11 October 2023, 17:44
Technology Secretary Michelle Donelan has told leaders of social media platforms they must show actions being taken to slow spread of harmful content.
Social media platforms must take swift action to remove illegal and harmful content spreading online following the Hamas attacks on Israel, the Technology Secretary has said.
Michelle Donelan told the UK leaders of Google, Meta, X, TikTok and Snapchat they must respond to an uptick on violent content, and that their actions would reveal the companies’ preparedness for the upcoming passage into law of the UK’s Online Safety Bill.
Since the outbreak of the Israel-Hamas conflict at the weekend, authorities and campaign groups have flagged that social media has been flooded with misinformation and violent content, as well as an increase in antisemitic posts.
At a meeting with the UK leaders of the largest social media platforms, Ms Donelan told the firms she wanted to see action and has asked for each site to clearly set out what steps they were taking to swiftly remove illegal content, as well as other content which breached their terms and conditions.
“This week has seen heinous acts of terrorism, with their horrors only ramped up by how quickly and directly terrorists have been able to spread their monstrous content with people around the world,” the Technology Secretary said.
“This serves to haunt us all, not least our children.
“Today, I had a practical conversation with platforms on how they can and must do more to stop supporters of Hamas pushing wicked terrorism and antisemitism to the world.
“I’ve asked them to follow up and detail the plans they have in writing.”
The meeting comes ahead of the Online Safety Bill receiving Royal Assent which, when it becomes law, will place a legal duty on companies to remove illegal content from their platforms and keep children safe online.

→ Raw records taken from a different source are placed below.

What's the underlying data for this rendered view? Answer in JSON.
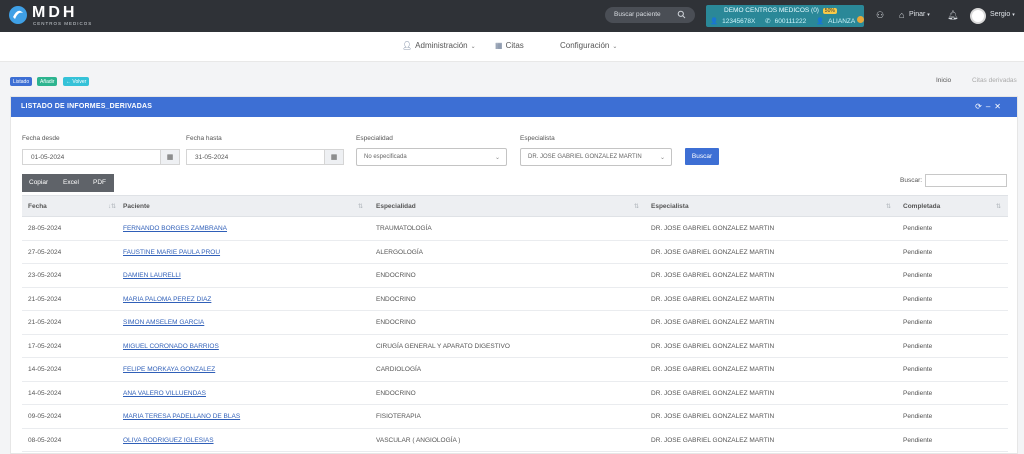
{
  "navbar": {
    "brand": "MDH",
    "brand_sub": "CENTROS MEDICOS",
    "search_placeholder": "Buscar paciente",
    "center": {
      "name": "DEMO CENTROS MEDICOS (0)",
      "percent": "50%",
      "id": "12345678X",
      "phone": "600111222",
      "plan": "ALIANZA"
    },
    "location": "Pinar",
    "user": "Sergio"
  },
  "menu": {
    "admin": "Administración",
    "citas": "Citas",
    "config": "Configuración"
  },
  "actions": {
    "listado": "Listado",
    "anadir": "Añadir",
    "volver": "Volver"
  },
  "breadcrumb": {
    "home": "Inicio",
    "current": "Citas derivadas"
  },
  "panel": {
    "title": "LISTADO DE INFORMES_DERIVADAS",
    "tools": "⟳ – ✕"
  },
  "filters": {
    "fecha_desde_label": "Fecha desde",
    "fecha_desde": "01-05-2024",
    "fecha_hasta_label": "Fecha hasta",
    "fecha_hasta": "31-05-2024",
    "especialidad_label": "Especialidad",
    "especialidad": "No especificada",
    "especialista_label": "Especialista",
    "especialista": "DR. JOSE GABRIEL GONZALEZ MARTIN",
    "buscar": "Buscar"
  },
  "export": {
    "copiar": "Copiar",
    "excel": "Excel",
    "pdf": "PDF",
    "search_label": "Buscar:"
  },
  "table": {
    "headers": [
      "Fecha",
      "Paciente",
      "Especialidad",
      "Especialista",
      "Completada"
    ],
    "rows": [
      {
        "fecha": "28-05-2024",
        "paciente": "FERNANDO BORGES ZAMBRANA",
        "especialidad": "TRAUMATOLOGÍA",
        "especialista": "DR. JOSE GABRIEL GONZALEZ MARTIN",
        "completada": "Pendiente"
      },
      {
        "fecha": "27-05-2024",
        "paciente": "FAUSTINE MARIE PAULA PROU",
        "especialidad": "ALERGOLOGÍA",
        "especialista": "DR. JOSE GABRIEL GONZALEZ MARTIN",
        "completada": "Pendiente"
      },
      {
        "fecha": "23-05-2024",
        "paciente": "DAMIEN LAURELLI",
        "especialidad": "ENDOCRINO",
        "especialista": "DR. JOSE GABRIEL GONZALEZ MARTIN",
        "completada": "Pendiente"
      },
      {
        "fecha": "21-05-2024",
        "paciente": "MARIA PALOMA PEREZ DIAZ",
        "especialidad": "ENDOCRINO",
        "especialista": "DR. JOSE GABRIEL GONZALEZ MARTIN",
        "completada": "Pendiente"
      },
      {
        "fecha": "21-05-2024",
        "paciente": "SIMON AMSELEM GARCIA",
        "especialidad": "ENDOCRINO",
        "especialista": "DR. JOSE GABRIEL GONZALEZ MARTIN",
        "completada": "Pendiente"
      },
      {
        "fecha": "17-05-2024",
        "paciente": "MIGUEL CORONADO BARRIOS",
        "especialidad": "CIRUGÍA GENERAL Y APARATO DIGESTIVO",
        "especialista": "DR. JOSE GABRIEL GONZALEZ MARTIN",
        "completada": "Pendiente"
      },
      {
        "fecha": "14-05-2024",
        "paciente": "FELIPE MORKAYA GONZALEZ",
        "especialidad": "CARDIOLOGÍA",
        "especialista": "DR. JOSE GABRIEL GONZALEZ MARTIN",
        "completada": "Pendiente"
      },
      {
        "fecha": "14-05-2024",
        "paciente": "ANA VALERO VILLUENDAS",
        "especialidad": "ENDOCRINO",
        "especialista": "DR. JOSE GABRIEL GONZALEZ MARTIN",
        "completada": "Pendiente"
      },
      {
        "fecha": "09-05-2024",
        "paciente": "MARIA TERESA PADELLANO DE BLAS",
        "especialidad": "FISIOTERAPIA",
        "especialista": "DR. JOSE GABRIEL GONZALEZ MARTIN",
        "completada": "Pendiente"
      },
      {
        "fecha": "08-05-2024",
        "paciente": "OLIVA RODRIGUEZ IGLESIAS",
        "especialidad": "VASCULAR ( ANGIOLOGÍA )",
        "especialista": "DR. JOSE GABRIEL GONZALEZ MARTIN",
        "completada": "Pendiente"
      }
    ]
  },
  "colors": {
    "navbar": "#2f3237",
    "accent": "#3d6fd4",
    "center_box": "#2a8898",
    "listado_btn": "#3d6fd4",
    "anadir_btn": "#2db48f",
    "volver_btn": "#35c2d8"
  }
}
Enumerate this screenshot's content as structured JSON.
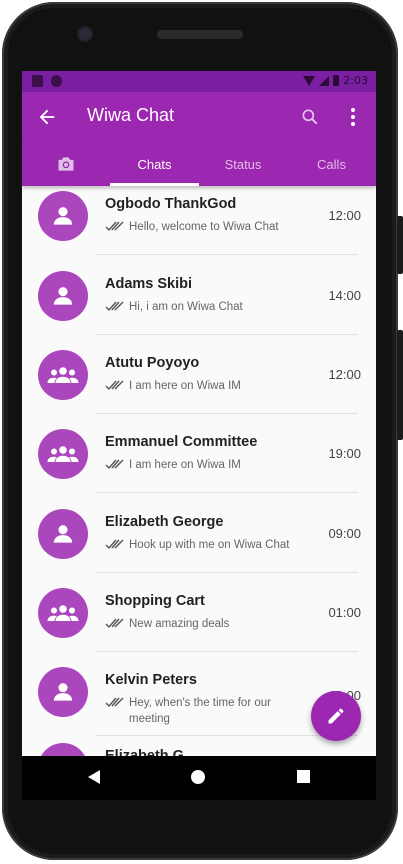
{
  "app": {
    "title": "Wiwa Chat",
    "accent": "#9c27b0",
    "statusbar_color": "#7b1fa2"
  },
  "statusbar": {
    "time": "2:03"
  },
  "tabs": [
    {
      "label": "",
      "icon": "camera-icon"
    },
    {
      "label": "Chats",
      "active": true
    },
    {
      "label": "Status"
    },
    {
      "label": "Calls"
    }
  ],
  "chats": [
    {
      "name": "Ogbodo ThankGod",
      "message": "Hello, welcome to Wiwa Chat",
      "time": "12:00",
      "avatar": "person-icon"
    },
    {
      "name": "Adams Skibi",
      "message": "Hi, i am on Wiwa Chat",
      "time": "14:00",
      "avatar": "person-icon"
    },
    {
      "name": "Atutu Poyoyo",
      "message": "I am here on Wiwa IM",
      "time": "12:00",
      "avatar": "group-icon"
    },
    {
      "name": "Emmanuel Committee",
      "message": "I am here on Wiwa IM",
      "time": "19:00",
      "avatar": "group-icon"
    },
    {
      "name": "Elizabeth George",
      "message": "Hook up with me on Wiwa Chat",
      "time": "09:00",
      "avatar": "person-icon"
    },
    {
      "name": "Shopping Cart",
      "message": "New amazing deals",
      "time": "01:00",
      "avatar": "group-icon"
    },
    {
      "name": "Kelvin Peters",
      "message": "Hey, when's the time for our meeting",
      "time": "10:00",
      "avatar": "person-icon"
    },
    {
      "name": "Elizabeth G",
      "message": "",
      "time": "",
      "avatar": "person-icon"
    }
  ],
  "fab": {
    "icon": "pencil-icon"
  }
}
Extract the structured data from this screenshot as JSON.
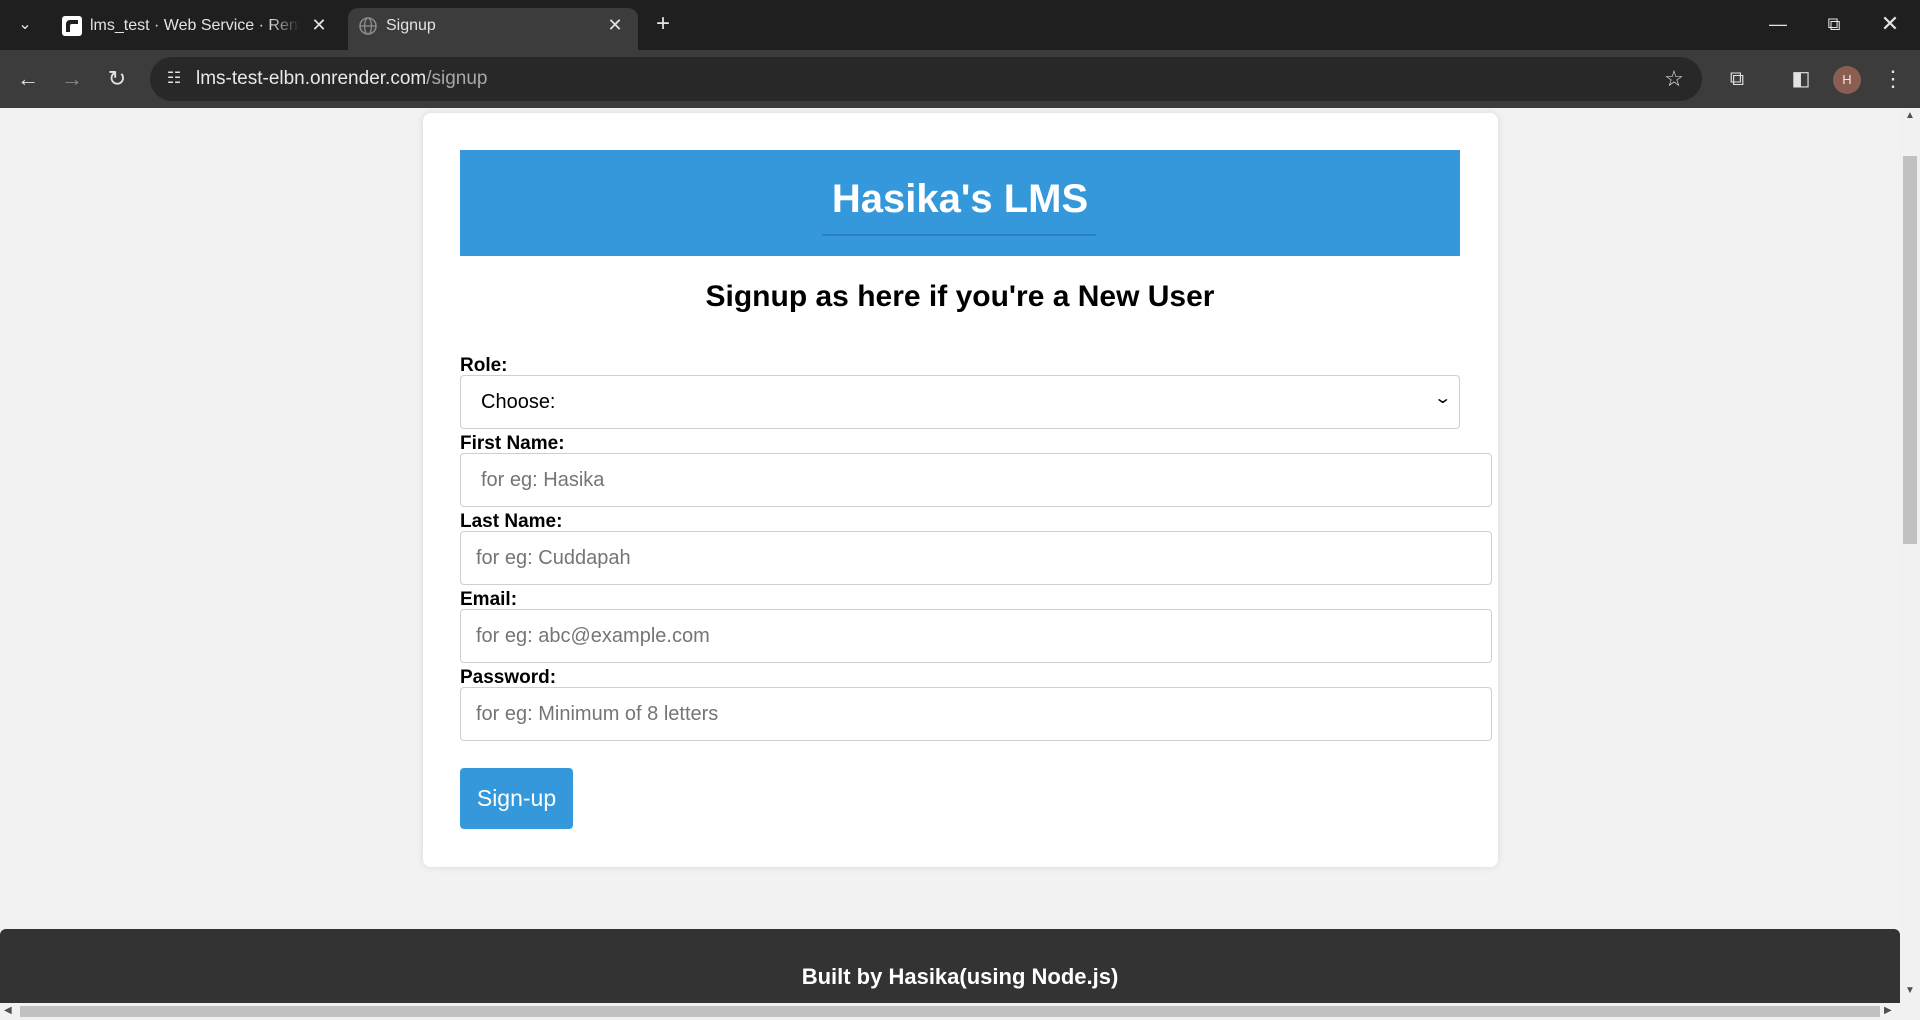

As part of the Bill, platforms which fail to comply with the new rules could face substantial fines from Ofcom, with executives also potentially facing prison
The Technology Secretary’s intervention comes after the European Union’s digital policy chief called on X owner Elon Musk to do more to stop the spread misinformation on the platform.
In a letter to the billionaire which was also posted on X, Thierry Breton said the site was being used to “disseminate illegal content & disinformation in the EU” and called for the platform to take action against it, warning it could face fines or be blocked in the EU under the rules of the region’s Digital Services Act.
Mr Breton also warned Mr Musk that authorities have been flagging “potentially illegal content” that could violate EU laws and “you must be timely, diligent and objective” in removing it when warranted.
In his response, posted to X, Mr Musk said: “Our policy is that everything is open source and transparent, an approach that I know the EU supports.
“Please list the violations you allude to on X, so that that the public can see them.”
Mr Breton said the billionaire was “well aware of your users’ — and authorities’— reports on fake content and glorification of violence” and that it was “up to you to demonstrate that you walk the talk”.
The X owner has since repeated his request for EU regulators to “post your concerns explicitly” on X, saying that the company takes its action “in the open” and would do “no back room deals”.
Mr Musk has also been criticised for highlighting accounts which were “good” for “following the war in real time” – accounts which many X users and journalists pointed out had previously shared a fake AI-generated image of an explosion at the Pentagon in the US, and that one of them had posted numerous antisemitic comments in recent months.
Mr Musk later deleted his post.